═════ DATA IN THIS EXERCISE ═════
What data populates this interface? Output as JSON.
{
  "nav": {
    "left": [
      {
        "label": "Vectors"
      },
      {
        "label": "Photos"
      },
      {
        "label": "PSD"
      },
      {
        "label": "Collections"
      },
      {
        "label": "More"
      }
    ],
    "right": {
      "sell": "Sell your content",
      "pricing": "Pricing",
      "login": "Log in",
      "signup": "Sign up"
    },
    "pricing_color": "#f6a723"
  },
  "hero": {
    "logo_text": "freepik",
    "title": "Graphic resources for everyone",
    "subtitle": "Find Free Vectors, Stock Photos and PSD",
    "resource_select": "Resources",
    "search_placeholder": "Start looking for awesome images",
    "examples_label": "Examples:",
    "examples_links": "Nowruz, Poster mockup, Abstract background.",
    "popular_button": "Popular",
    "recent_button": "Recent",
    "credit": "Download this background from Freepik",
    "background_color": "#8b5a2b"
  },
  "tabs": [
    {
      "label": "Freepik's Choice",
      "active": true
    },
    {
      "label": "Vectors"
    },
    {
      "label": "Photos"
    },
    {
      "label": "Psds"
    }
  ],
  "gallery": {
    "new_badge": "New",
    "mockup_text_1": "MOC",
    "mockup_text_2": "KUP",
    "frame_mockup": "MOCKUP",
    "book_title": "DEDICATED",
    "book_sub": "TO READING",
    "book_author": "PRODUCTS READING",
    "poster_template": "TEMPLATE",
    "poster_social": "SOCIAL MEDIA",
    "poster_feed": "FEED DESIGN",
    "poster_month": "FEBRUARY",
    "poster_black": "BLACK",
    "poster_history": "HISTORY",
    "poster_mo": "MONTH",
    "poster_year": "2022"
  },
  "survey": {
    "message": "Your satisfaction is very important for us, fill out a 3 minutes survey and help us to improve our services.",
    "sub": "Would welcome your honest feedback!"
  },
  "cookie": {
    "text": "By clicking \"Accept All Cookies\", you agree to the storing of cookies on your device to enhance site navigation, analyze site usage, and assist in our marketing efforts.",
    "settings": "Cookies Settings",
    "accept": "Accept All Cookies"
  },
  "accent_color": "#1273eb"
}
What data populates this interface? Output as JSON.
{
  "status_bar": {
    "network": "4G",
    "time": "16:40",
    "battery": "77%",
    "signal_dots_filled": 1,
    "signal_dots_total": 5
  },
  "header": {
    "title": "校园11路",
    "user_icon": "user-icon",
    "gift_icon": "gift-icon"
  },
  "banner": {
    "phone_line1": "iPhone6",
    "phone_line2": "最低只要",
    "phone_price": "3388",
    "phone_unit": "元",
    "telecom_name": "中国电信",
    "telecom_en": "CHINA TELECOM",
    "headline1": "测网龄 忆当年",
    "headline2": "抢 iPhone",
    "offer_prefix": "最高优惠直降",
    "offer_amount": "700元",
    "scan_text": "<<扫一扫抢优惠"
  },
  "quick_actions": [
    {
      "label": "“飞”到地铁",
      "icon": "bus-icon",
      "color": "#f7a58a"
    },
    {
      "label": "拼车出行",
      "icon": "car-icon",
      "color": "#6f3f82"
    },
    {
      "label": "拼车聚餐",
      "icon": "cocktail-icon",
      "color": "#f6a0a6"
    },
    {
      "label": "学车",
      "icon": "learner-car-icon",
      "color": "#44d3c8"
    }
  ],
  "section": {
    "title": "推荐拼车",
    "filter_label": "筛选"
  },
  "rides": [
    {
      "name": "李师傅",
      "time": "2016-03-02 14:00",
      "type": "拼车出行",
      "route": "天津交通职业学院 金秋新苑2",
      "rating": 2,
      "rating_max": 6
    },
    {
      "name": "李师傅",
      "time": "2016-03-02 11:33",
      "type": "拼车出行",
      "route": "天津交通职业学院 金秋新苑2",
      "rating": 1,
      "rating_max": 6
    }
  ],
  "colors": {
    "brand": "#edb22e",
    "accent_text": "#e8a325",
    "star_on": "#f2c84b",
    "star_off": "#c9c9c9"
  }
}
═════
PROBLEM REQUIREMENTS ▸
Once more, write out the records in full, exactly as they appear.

ANSWER TO THIS PROBLEM ▸
What data populates this interface? Output as JSON.
{
  "nav": {
    "left": [
      {
        "label": "Vectors"
      },
      {
        "label": "Photos"
      },
      {
        "label": "PSD"
      },
      {
        "label": "Collections"
      },
      {
        "label": "More"
      }
    ],
    "right": {
      "sell": "Sell your content",
      "pricing": "Pricing",
      "login": "Log in",
      "signup": "Sign up"
    },
    "pricing_color": "#f6a723"
  },
  "hero": {
    "logo_text": "freepik",
    "title": "Graphic resources for everyone",
    "subtitle": "Find Free Vectors, Stock Photos and PSD",
    "resource_select": "Resources",
    "search_placeholder": "Start looking for awesome images",
    "examples_label": "Examples:",
    "examples_links": "Nowruz, Poster mockup, Abstract background.",
    "popular_button": "Popular",
    "recent_button": "Recent",
    "credit": "Download this background from Freepik",
    "background_color": "#8b5a2b"
  },
  "tabs": [
    {
      "label": "Freepik's Choice",
      "active": true
    },
    {
      "label": "Vectors"
    },
    {
      "label": "Photos"
    },
    {
      "label": "Psds"
    }
  ],
  "gallery": {
    "new_badge": "New",
    "mockup_text_1": "MOC",
    "mockup_text_2": "KUP",
    "frame_mockup": "MOCKUP",
    "book_title": "DEDICATED",
    "book_sub": "TO READING",
    "book_author": "PRODUCTS READING",
    "poster_template": "TEMPLATE",
    "poster_social": "SOCIAL MEDIA",
    "poster_feed": "FEED DESIGN",
    "poster_month": "FEBRUARY",
    "poster_black": "BLACK",
    "poster_history": "HISTORY",
    "poster_mo": "MONTH",
    "poster_year": "2022"
  },
  "survey": {
    "message": "Your satisfaction is very important for us, fill out a 3 minutes survey and help us to improve our services.",
    "sub": "Would welcome your honest feedback!"
  },
  "cookie": {
    "text": "By clicking \"Accept All Cookies\", you agree to the storing of cookies on your device to enhance site navigation, analyze site usage, and assist in our marketing efforts.",
    "settings": "Cookies Settings",
    "accept": "Accept All Cookies"
  },
  "accent_color": "#1273eb"
}
What data populates this interface? Output as JSON.
{
  "status_bar": {
    "network": "4G",
    "time": "16:40",
    "battery": "77%",
    "signal_dots_filled": 1,
    "signal_dots_total": 5
  },
  "header": {
    "title": "校园11路",
    "user_icon": "user-icon",
    "gift_icon": "gift-icon"
  },
  "banner": {
    "phone_line1": "iPhone6",
    "phone_line2": "最低只要",
    "phone_price": "3388",
    "phone_unit": "元",
    "telecom_name": "中国电信",
    "telecom_en": "CHINA TELECOM",
    "headline1": "测网龄 忆当年",
    "headline2": "抢 iPhone",
    "offer_prefix": "最高优惠直降",
    "offer_amount": "700元",
    "scan_text": "<<扫一扫抢优惠"
  },
  "quick_actions": [
    {
      "label": "“飞”到地铁",
      "icon": "bus-icon",
      "color": "#f7a58a"
    },
    {
      "label": "拼车出行",
      "icon": "car-icon",
      "color": "#6f3f82"
    },
    {
      "label": "拼车聚餐",
      "icon": "cocktail-icon",
      "color": "#f6a0a6"
    },
    {
      "label": "学车",
      "icon": "learner-car-icon",
      "color": "#44d3c8"
    }
  ],
  "section": {
    "title": "推荐拼车",
    "filter_label": "筛选"
  },
  "rides": [
    {
      "name": "李师傅",
      "time": "2016-03-02 14:00",
      "type": "拼车出行",
      "route": "天津交通职业学院 金秋新苑2",
      "rating": 2,
      "rating_max": 6
    },
    {
      "name": "李师傅",
      "time": "2016-03-02 11:33",
      "type": "拼车出行",
      "route": "天津交通职业学院 金秋新苑2",
      "rating": 1,
      "rating_max": 6
    }
  ],
  "colors": {
    "brand": "#edb22e",
    "accent_text": "#e8a325",
    "star_on": "#f2c84b",
    "star_off": "#c9c9c9"
  }
}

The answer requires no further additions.